 (PDK), whose forces were never actually disarmed or demobilized, barred some people from participating. Prince Ranariddh
Norodom Ranariddh
Prince Norodom Ranariddh is the second son of former king Norodom Sihanouk of Cambodia and a half brother of the current king, Norodom Sihamoni.-Biography:...

's royalist FUNCINPEC Party
Funcinpec
FUNCINPEC is a royalist political party in Cambodia. Before the 2008 election, FUNCINPEC and the Cambodian People's Party formed a coalition government, although FUNCINPEC's significance has decreased steadily since 1998, when it had an equal relationship with the CPP in the coalition.FUNCINPEC is...

 was the top vote recipient with 45.5% of the vote, followed by Hun Sen's Cambodian People's Party
Cambodian People's Party
The Cambodian People's Party is the current ruling party of Cambodia.This party was formerly known as Kampuchean People's Revolutionary Party...

 and the Buddhist Liberal Democratic Party
Buddhist Liberal Democratic Party
The Buddhist Liberal Democratic Party was a Cambodian political party founded in 1993 by former Cambodian Prime Minister Son Sann. The BLDP was created as a successor to the Khmer People's National Liberation Front , an anti-communist group also started by Son Sann.-1993 Cambodian election:The...

, respectively. FUNCINPEC then entered into a coalition with the other parties that had participated in the election. The parties represented in the 120-member assembly proceeded to draft and approve a new constitution, which was promulgated September 24, 1993. It established a multiparty liberal democracy in the framework of a constitutional monarchy, with the former Prince Sihanouk elevated to King. Prince Ranariddh and Hun Sen became First and Second Prime Ministers, respectively, in the Royal Cambodian Government (RGC). The constitution provides for a wide range of internationally recognized human rights.

On October 4, 2004, the Cambodian National Assembly ratified an agreement with the United Nations on the establishment of a tribunal to try senior leaders responsible for the atrocities committed by the Khmer Rouge. Donor countries have pledged the $43 million international share of the three-year tribunal budget, while the Cambodian government’s share of the budget is $13.3 million. The tribunal started trials of senior Khmer Rouge leaders in 2008.

See also



  • Economic history of Cambodia
    Economic history of Cambodia
    Cambodia was a farming area in the first and second millennia BCE. States in the area engaged in trade in the Indian Ocean and exported rice surpluses. Complex irrigation systems were built in the 9th century. The French colonial period left the large feudal landholdings intact.
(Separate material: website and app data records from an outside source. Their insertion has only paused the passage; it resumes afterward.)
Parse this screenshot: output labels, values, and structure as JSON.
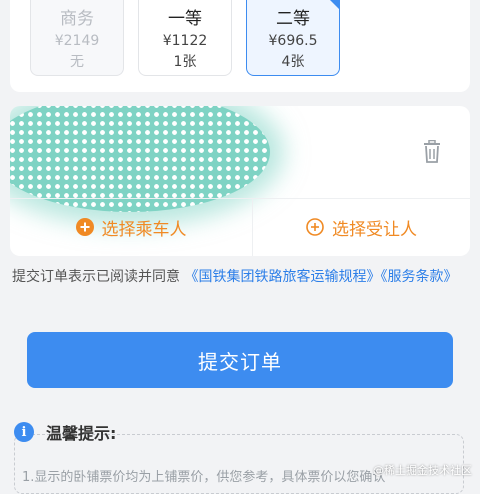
{
  "seats": [
    {
      "name": "商务",
      "price": "¥2149",
      "count": "无",
      "state": "disabled"
    },
    {
      "name": "一等",
      "price": "¥1122",
      "count": "1张",
      "state": "normal"
    },
    {
      "name": "二等",
      "price": "¥696.5",
      "count": "4张",
      "state": "selected"
    }
  ],
  "passenger": {
    "add_passenger": "选择乘车人",
    "add_beneficiary": "选择受让人"
  },
  "agreement": {
    "prefix": "提交订单表示已阅读并同意 ",
    "link1": "《国铁集团铁路旅客运输规程》",
    "link2": "《服务条款》"
  },
  "submit_label": "提交订单",
  "tips": {
    "title": "温馨提示:",
    "line1": "1.显示的卧铺票价均为上铺票价，供您参考，具体票价以您确认"
  },
  "watermark": "@稀土掘金技术社区",
  "colors": {
    "accent": "#3d8cf0",
    "orange": "#f08a24",
    "link": "#2d7fe8"
  }
}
Roads and a railway...

  • History of Buddhism in Cambodia
    History of Buddhism in Cambodia
    -Suvannaphum:King Ashoka sent missionaries to the land of Suwannaphum, which has sometimes been identified as the mainland southeast Asian region of Mon and Khmerpeople...
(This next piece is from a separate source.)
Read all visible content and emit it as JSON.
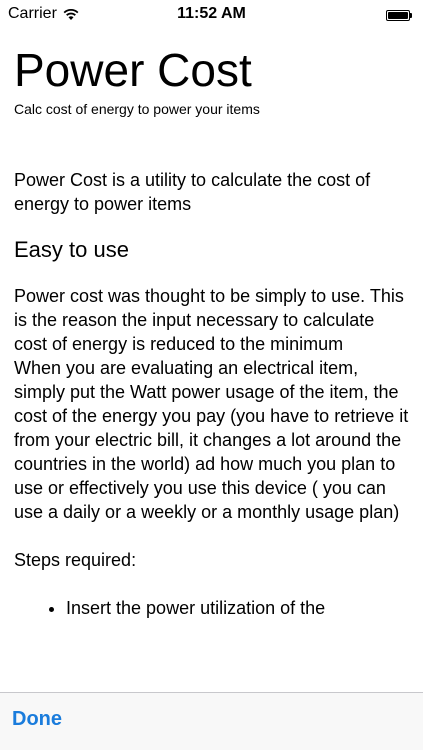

  • History of Asia
    History of Asia
    The history of Asia can be seen as the collective history of several distinct peripheral coastal regions such as, East Asia, South Asia, and the Middle East linked by the interior mass of the Eurasian steppe....

  • Khmer Rouge
    Khmer Rouge
    The Khmer Rouge literally translated as Red Cambodians was the name given to the followers of the Communist Party of Kampuchea, who were the ruling party in Cambodia from 1975 to 1979, led by Pol Pot, Nuon Chea, Ieng Sary, Son Sen and Khieu Samphan...

  • List of kings of Cambodia
  • List of Prime Ministers of Cambodia
  • Military history of Cambodia
    Military history of Cambodia
    History attests to Cambodia's martial origins. In antiquity Cambodia, having conquered Laos, parts of Thailand, and the Malay Peninsula, held sway over a vast area of Southeast Asia. Khmer martial prowess waned in the early 15th century, however, and Cambodia subsequently endured periods of...

  • Politics of Cambodia
    Politics of Cambodia
    The Politics of Cambodia takes place in a framework of a constitutional monarchy, whereby the Prime Minister is the head of government and a Monarch is head of state. The kingdom formally takes place according to the nation's constitution in a framework of a parliamentary, representative...


External links